A fire which has claimed the lives of seven firefighters near Carahue in Chile's Araucanía Region was deliberately lit and exhibits conduct of a "terrorist nature," President Sebastian Piñera said late Thursday.

The announcement paves the way for the use of a controversial anti-terrorism law to prosecute suspects. Under the law, which has often been used to prosecute indigenous Mapuche activists, defendants enjoy fewer due process safeguards and face possible jail sentences between five and 20 years.


US: Taibbi - Montana decision 'just the start' of fight against 'Citizens United'

Keith Olbermann Matt Taibbi.
© via Current TV.Current TV host Keith Olbermann talks to Rolling Stone editor Matt Taibbi.
Appearing on Current TV's Countdown with Keith Olbermann on Thursday night, Rolling Stone political contributor Matt Taibbi suggested that a recent decision by the Montana Supreme Court will be seen as the start of a long fight against corporate money in American elections.

The highest court in Montana recently struck down a lower court's ruling which said the state's ban on corporate spending to influence elections was illegal due to the U.S. Supreme Court's ruling in the controversial "Citizens United" decision.

Critics say that "Citizens United" will allow unlimited corporate money to pour into U.S. elections thanks to the Supreme Court finding that money in politics is the same as speech and should not be restricted.


Election Time Again: Obama to let some undocumented immigrants remain in U.S.: report

protest immigration
© Flickr user JacobRuff.A protester demonstrates against Arizona's controversial immigration laws, July 2010.
President Barack Obama will propose a new immigration rule aimed at letting the undocumented children or spouses of U.S. citizens remain in the country while their residency application is considered, an unnamed administration source told The Associated Press on Friday.

The rule would not require action by Congress, and would provide waivers to some undocumented immigrants who travel outside of the country to apply for residency, letting them return to their families in the U.S. within days instead of years.

Current rules ban undocumented immigrants from returning to the U.S. for three to 10 years, depending on how long they were living in the U.S. illegally.
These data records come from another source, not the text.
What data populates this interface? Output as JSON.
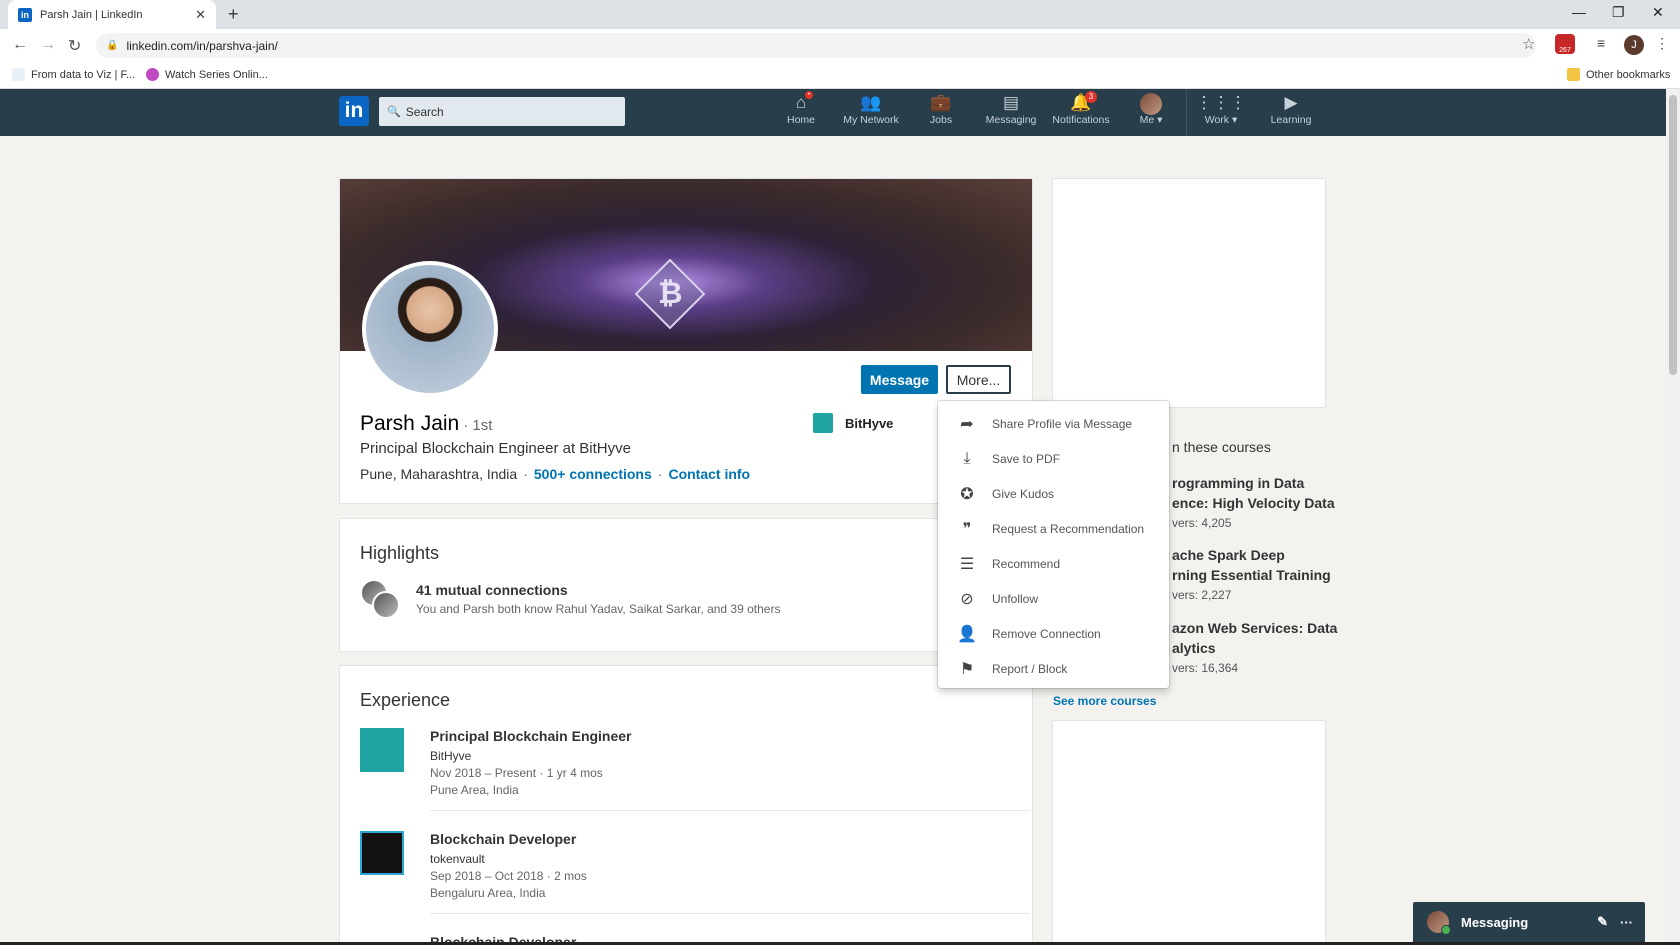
{
  "browser": {
    "tab_title": "Parsh Jain | LinkedIn",
    "tab_close": "✕",
    "new_tab": "+",
    "url": "linkedin.com/in/parshva-jain/",
    "bookmarks": [
      "From data to Viz | F...",
      "Watch Series Onlin..."
    ],
    "other_bookmarks": "Other bookmarks",
    "ext_badge": "267",
    "profile_initial": "J"
  },
  "nav": {
    "search_placeholder": "Search",
    "items": [
      {
        "label": "Home",
        "badge": "•"
      },
      {
        "label": "My Network"
      },
      {
        "label": "Jobs"
      },
      {
        "label": "Messaging"
      },
      {
        "label": "Notifications",
        "badge": "3"
      },
      {
        "label": "Me ▾"
      },
      {
        "label": "Work ▾"
      },
      {
        "label": "Learning"
      }
    ]
  },
  "profile": {
    "name": "Parsh Jain",
    "degree": "· 1st",
    "headline": "Principal Blockchain Engineer at BitHyve",
    "location": "Pune, Maharashtra, India",
    "connections": "500+ connections",
    "contact": "Contact info",
    "company": "BitHyve",
    "message_btn": "Message",
    "more_btn": "More..."
  },
  "highlights": {
    "title": "Highlights",
    "mutual_title": "41 mutual connections",
    "mutual_sub": "You and Parsh both know Rahul Yadav, Saikat Sarkar, and 39 others"
  },
  "experience": {
    "title": "Experience",
    "items": [
      {
        "title": "Principal Blockchain Engineer",
        "company": "BitHyve",
        "dates": "Nov 2018 – Present · 1 yr 4 mos",
        "location": "Pune Area, India"
      },
      {
        "title": "Blockchain Developer",
        "company": "tokenvault",
        "dates": "Sep 2018 – Oct 2018 · 2 mos",
        "location": "Bengaluru Area, India"
      },
      {
        "title": "Blockchain Developer"
      }
    ]
  },
  "courses": {
    "title": "n these courses",
    "items": [
      {
        "line1": "rogramming in Data",
        "line2": "ence: High Velocity Data",
        "viewers": "vers: 4,205"
      },
      {
        "line1": "ache Spark Deep",
        "line2": "rning Essential Training",
        "viewers": "vers: 2,227"
      },
      {
        "line1": "azon Web Services: Data",
        "line2": "alytics",
        "viewers": "vers: 16,364"
      }
    ],
    "see_more": "See more courses"
  },
  "dropdown": {
    "items": [
      {
        "label": "Share Profile via Message",
        "icon": "share-arrow-icon"
      },
      {
        "label": "Save to PDF",
        "icon": "download-icon"
      },
      {
        "label": "Give Kudos",
        "icon": "award-icon"
      },
      {
        "label": "Request a Recommendation",
        "icon": "quote-icon"
      },
      {
        "label": "Recommend",
        "icon": "comment-icon"
      },
      {
        "label": "Unfollow",
        "icon": "block-icon"
      },
      {
        "label": "Remove Connection",
        "icon": "remove-user-icon"
      },
      {
        "label": "Report / Block",
        "icon": "flag-icon"
      }
    ]
  },
  "messaging": {
    "label": "Messaging"
  },
  "colors": {
    "linkedin_blue": "#0073b1",
    "header_bg": "#283e4a"
  }
}
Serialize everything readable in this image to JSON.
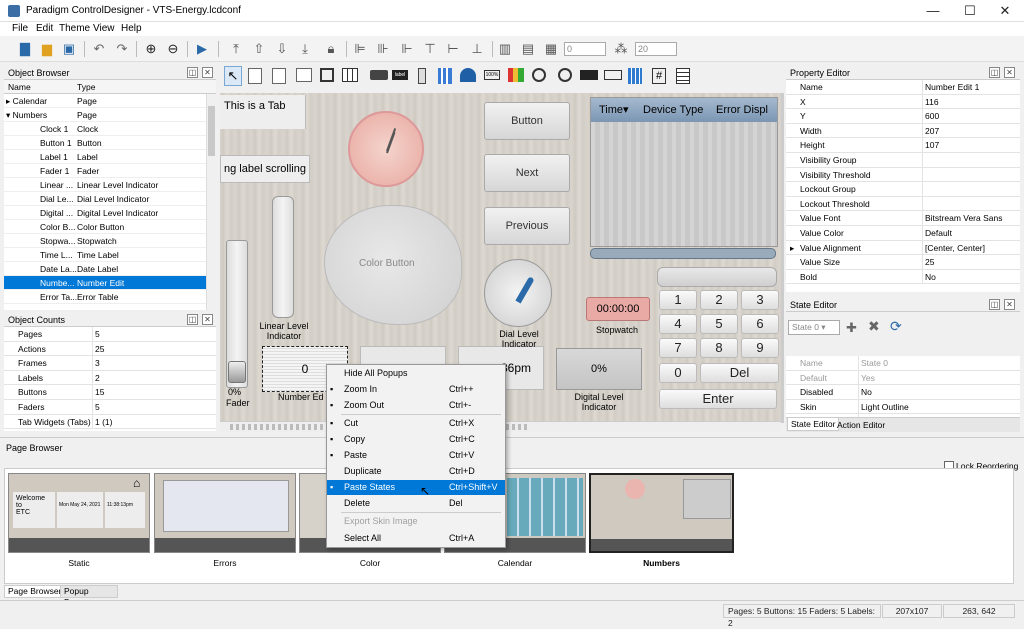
{
  "window": {
    "title": "Paradigm ControlDesigner - VTS-Energy.lcdconf",
    "minimize": "—",
    "maximize": "☐",
    "close": "✕"
  },
  "menu": [
    "File",
    "Edit",
    "Theme",
    "View",
    "Help"
  ],
  "toolbar": {
    "spin1": "0",
    "spin2": "20"
  },
  "object_browser": {
    "title": "Object Browser",
    "col_name": "Name",
    "col_type": "Type",
    "rows": [
      {
        "name": "Calendar",
        "type": "Page"
      },
      {
        "name": "Numbers",
        "type": "Page"
      },
      {
        "name": "Clock 1",
        "type": "Clock"
      },
      {
        "name": "Button 1",
        "type": "Button"
      },
      {
        "name": "Label 1",
        "type": "Label"
      },
      {
        "name": "Fader 1",
        "type": "Fader"
      },
      {
        "name": "Linear ...",
        "type": "Linear Level Indicator"
      },
      {
        "name": "Dial Le...",
        "type": "Dial Level Indicator"
      },
      {
        "name": "Digital ...",
        "type": "Digital Level Indicator"
      },
      {
        "name": "Color B...",
        "type": "Color Button"
      },
      {
        "name": "Stopwa...",
        "type": "Stopwatch"
      },
      {
        "name": "Time L...",
        "type": "Time Label"
      },
      {
        "name": "Date La...",
        "type": "Date Label"
      },
      {
        "name": "Numbe...",
        "type": "Number Edit"
      },
      {
        "name": "Error Ta...",
        "type": "Error Table"
      }
    ]
  },
  "object_counts": {
    "title": "Object Counts",
    "rows": [
      {
        "k": "Pages",
        "v": "5"
      },
      {
        "k": "Actions",
        "v": "25"
      },
      {
        "k": "Frames",
        "v": "3"
      },
      {
        "k": "Labels",
        "v": "2"
      },
      {
        "k": "Buttons",
        "v": "15"
      },
      {
        "k": "Faders",
        "v": "5"
      },
      {
        "k": "Tab Widgets (Tabs)",
        "v": "1 (1)"
      }
    ]
  },
  "property_editor": {
    "title": "Property Editor",
    "rows": [
      {
        "k": "Name",
        "v": "Number Edit 1"
      },
      {
        "k": "X",
        "v": "116"
      },
      {
        "k": "Y",
        "v": "600"
      },
      {
        "k": "Width",
        "v": "207"
      },
      {
        "k": "Height",
        "v": "107"
      },
      {
        "k": "Visibility Group",
        "v": ""
      },
      {
        "k": "Visibility Threshold",
        "v": ""
      },
      {
        "k": "Lockout Group",
        "v": ""
      },
      {
        "k": "Lockout Threshold",
        "v": ""
      },
      {
        "k": "Value Font",
        "v": "Bitstream Vera Sans"
      },
      {
        "k": "Value Color",
        "v": "Default"
      },
      {
        "k": "Value Alignment",
        "v": "[Center, Center]"
      },
      {
        "k": "Value Size",
        "v": "25"
      },
      {
        "k": "Bold",
        "v": "No"
      }
    ]
  },
  "state_editor": {
    "title": "State Editor",
    "combo": "State 0",
    "rows": [
      {
        "k": "Name",
        "v": "State 0",
        "dim": true
      },
      {
        "k": "Default",
        "v": "Yes",
        "dim": true
      },
      {
        "k": "Disabled",
        "v": "No",
        "dim": false
      },
      {
        "k": "Skin",
        "v": "Light Outline",
        "dim": false
      },
      {
        "k": "Color",
        "v": "Default",
        "dim": false
      }
    ],
    "tab1": "State Editor",
    "tab2": "Action Editor"
  },
  "canvas": {
    "tab_label": "This is a Tab",
    "scroll_label": "ng label scrolling",
    "button": "Button",
    "next": "Next",
    "previous": "Previous",
    "color_button": "Color Button",
    "linear_label": "Linear Level\nIndicator",
    "fader_value": "0%",
    "fader_label": "Fader",
    "number_value": "0",
    "number_label": "Number Ed",
    "time_value": "36pm",
    "dial_label": "Dial Level\nIndicator",
    "digital_value": "0%",
    "digital_label": "Digital Level\nIndicator",
    "stopwatch_value": "00:00:00",
    "stopwatch_label": "Stopwatch",
    "table_headers": [
      "Time▾",
      "Device Type",
      "Error Displ"
    ],
    "keys": [
      "1",
      "2",
      "3",
      "4",
      "5",
      "6",
      "7",
      "8",
      "9",
      "0",
      "Del"
    ],
    "enter": "Enter"
  },
  "context_menu": {
    "items": [
      {
        "label": "Hide All Popups",
        "shortcut": "",
        "disabled": false,
        "highlight": false,
        "icon": ""
      },
      {
        "label": "Zoom In",
        "shortcut": "Ctrl++",
        "disabled": false,
        "highlight": false,
        "icon": "zoom-in-icon"
      },
      {
        "label": "Zoom Out",
        "shortcut": "Ctrl+-",
        "disabled": false,
        "highlight": false,
        "icon": "zoom-out-icon"
      },
      {
        "label": "Cut",
        "shortcut": "Ctrl+X",
        "disabled": false,
        "highlight": false,
        "icon": "cut-icon"
      },
      {
        "label": "Copy",
        "shortcut": "Ctrl+C",
        "disabled": false,
        "highlight": false,
        "icon": "copy-icon"
      },
      {
        "label": "Paste",
        "shortcut": "Ctrl+V",
        "disabled": false,
        "highlight": false,
        "icon": "paste-icon"
      },
      {
        "label": "Duplicate",
        "shortcut": "Ctrl+D",
        "disabled": false,
        "highlight": false,
        "icon": ""
      },
      {
        "label": "Paste States",
        "shortcut": "Ctrl+Shift+V",
        "disabled": false,
        "highlight": true,
        "icon": "paste-icon"
      },
      {
        "label": "Delete",
        "shortcut": "Del",
        "disabled": false,
        "highlight": false,
        "icon": ""
      },
      {
        "label": "Export Skin Image",
        "shortcut": "",
        "disabled": true,
        "highlight": false,
        "icon": ""
      },
      {
        "label": "Select All",
        "shortcut": "Ctrl+A",
        "disabled": false,
        "highlight": false,
        "icon": ""
      }
    ]
  },
  "page_browser": {
    "title": "Page Browser",
    "lock_label": "Lock Reordering",
    "pages": [
      "Static",
      "Errors",
      "Color",
      "Calendar",
      "Numbers"
    ],
    "static_thumb_text": "Welcome to\nETC",
    "static_thumb_date": "Mon May 24, 2021",
    "static_thumb_time": "11:38:13pm",
    "tabs": [
      "Page Browser",
      "Popup Browser"
    ]
  },
  "status": {
    "counts": "Pages: 5 Buttons: 15 Faders: 5 Labels: 2",
    "size": "207x107",
    "pos": "263, 642"
  },
  "colors": {
    "accent": "#0078d7"
  }
}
Hardship waivers can presently be requested, but they typically take more than six months before being approved.